The records are to be repeated in full, with the images removed.

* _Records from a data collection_
□ □ □ □ □
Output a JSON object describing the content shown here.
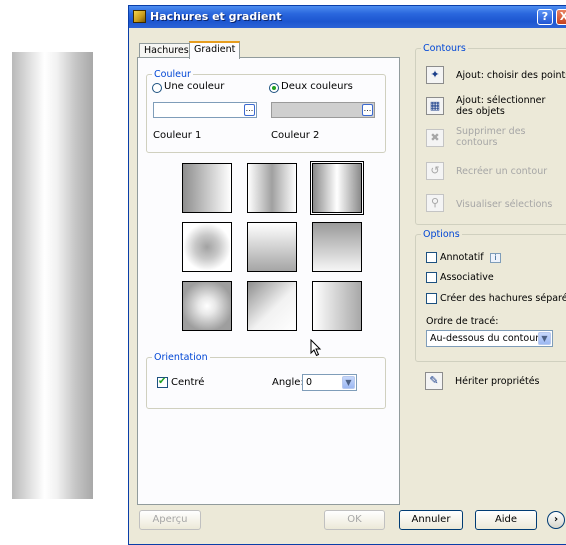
{
  "window": {
    "title": "Hachures et gradient",
    "help": "?",
    "close": "X"
  },
  "tabs": [
    {
      "label": "Hachures"
    },
    {
      "label": "Gradient"
    }
  ],
  "couleur": {
    "legend": "Couleur",
    "one_color": "Une couleur",
    "two_colors": "Deux couleurs",
    "selected": "Deux couleurs",
    "color1_label": "Couleur 1",
    "color2_label": "Couleur 2",
    "browse": "..."
  },
  "patterns": [
    "linear-horizontal",
    "cylinder-horizontal",
    "inverted-cylinder",
    "spherical",
    "hemispherical",
    "curved",
    "inverted-spherical",
    "inverted-hemispherical",
    "inverted-curved"
  ],
  "selected_pattern": "inverted-cylinder",
  "orientation": {
    "legend": "Orientation",
    "centered_label": "Centré",
    "centered_checked": true,
    "angle_label": "Angle:",
    "angle_value": "0"
  },
  "contours": {
    "legend": "Contours",
    "items": [
      {
        "label": "Ajout: choisir des points",
        "enabled": true
      },
      {
        "label": "Ajout: sélectionner des objets",
        "enabled": true
      },
      {
        "label": "Supprimer des contours",
        "enabled": false
      },
      {
        "label": "Recréer un contour",
        "enabled": false
      },
      {
        "label": "Visualiser sélections",
        "enabled": false
      }
    ]
  },
  "options": {
    "legend": "Options",
    "annotative": "Annotatif",
    "associative": "Associative",
    "separate": "Créer des hachures séparées",
    "draw_order_label": "Ordre de tracé:",
    "draw_order_value": "Au-dessous du contour",
    "inherit": "Hériter propriétés"
  },
  "buttons": {
    "preview": "Aperçu",
    "ok": "OK",
    "cancel": "Annuler",
    "help": "Aide",
    "more": "›"
  },
  "colors": {
    "title_bar": "#2a67dd",
    "legend_text": "#0046d5",
    "dialog_bg": "#ece9d8"
  }
}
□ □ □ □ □
* _REPLY TO THE EXERCISE_
Output a JSON object describing the content shown here.
{
  "window": {
    "title": "Hachures et gradient",
    "help": "?",
    "close": "X"
  },
  "tabs": [
    {
      "label": "Hachures"
    },
    {
      "label": "Gradient"
    }
  ],
  "couleur": {
    "legend": "Couleur",
    "one_color": "Une couleur",
    "two_colors": "Deux couleurs",
    "selected": "Deux couleurs",
    "color1_label": "Couleur 1",
    "color2_label": "Couleur 2",
    "browse": "..."
  },
  "patterns": [
    "linear-horizontal",
    "cylinder-horizontal",
    "inverted-cylinder",
    "spherical",
    "hemispherical",
    "curved",
    "inverted-spherical",
    "inverted-hemispherical",
    "inverted-curved"
  ],
  "selected_pattern": "inverted-cylinder",
  "orientation": {
    "legend": "Orientation",
    "centered_label": "Centré",
    "centered_checked": true,
    "angle_label": "Angle:",
    "angle_value": "0"
  },
  "contours": {
    "legend": "Contours",
    "items": [
      {
        "label": "Ajout: choisir des points",
        "enabled": true
      },
      {
        "label": "Ajout: sélectionner des objets",
        "enabled": true
      },
      {
        "label": "Supprimer des contours",
        "enabled": false
      },
      {
        "label": "Recréer un contour",
        "enabled": false
      },
      {
        "label": "Visualiser sélections",
        "enabled": false
      }
    ]
  },
  "options": {
    "legend": "Options",
    "annotative": "Annotatif",
    "associative": "Associative",
    "separate": "Créer des hachures séparées",
    "draw_order_label": "Ordre de tracé:",
    "draw_order_value": "Au-dessous du contour",
    "inherit": "Hériter propriétés"
  },
  "buttons": {
    "preview": "Aperçu",
    "ok": "OK",
    "cancel": "Annuler",
    "help": "Aide",
    "more": "›"
  },
  "colors": {
    "title_bar": "#2a67dd",
    "legend_text": "#0046d5",
    "dialog_bg": "#ece9d8"
  }
}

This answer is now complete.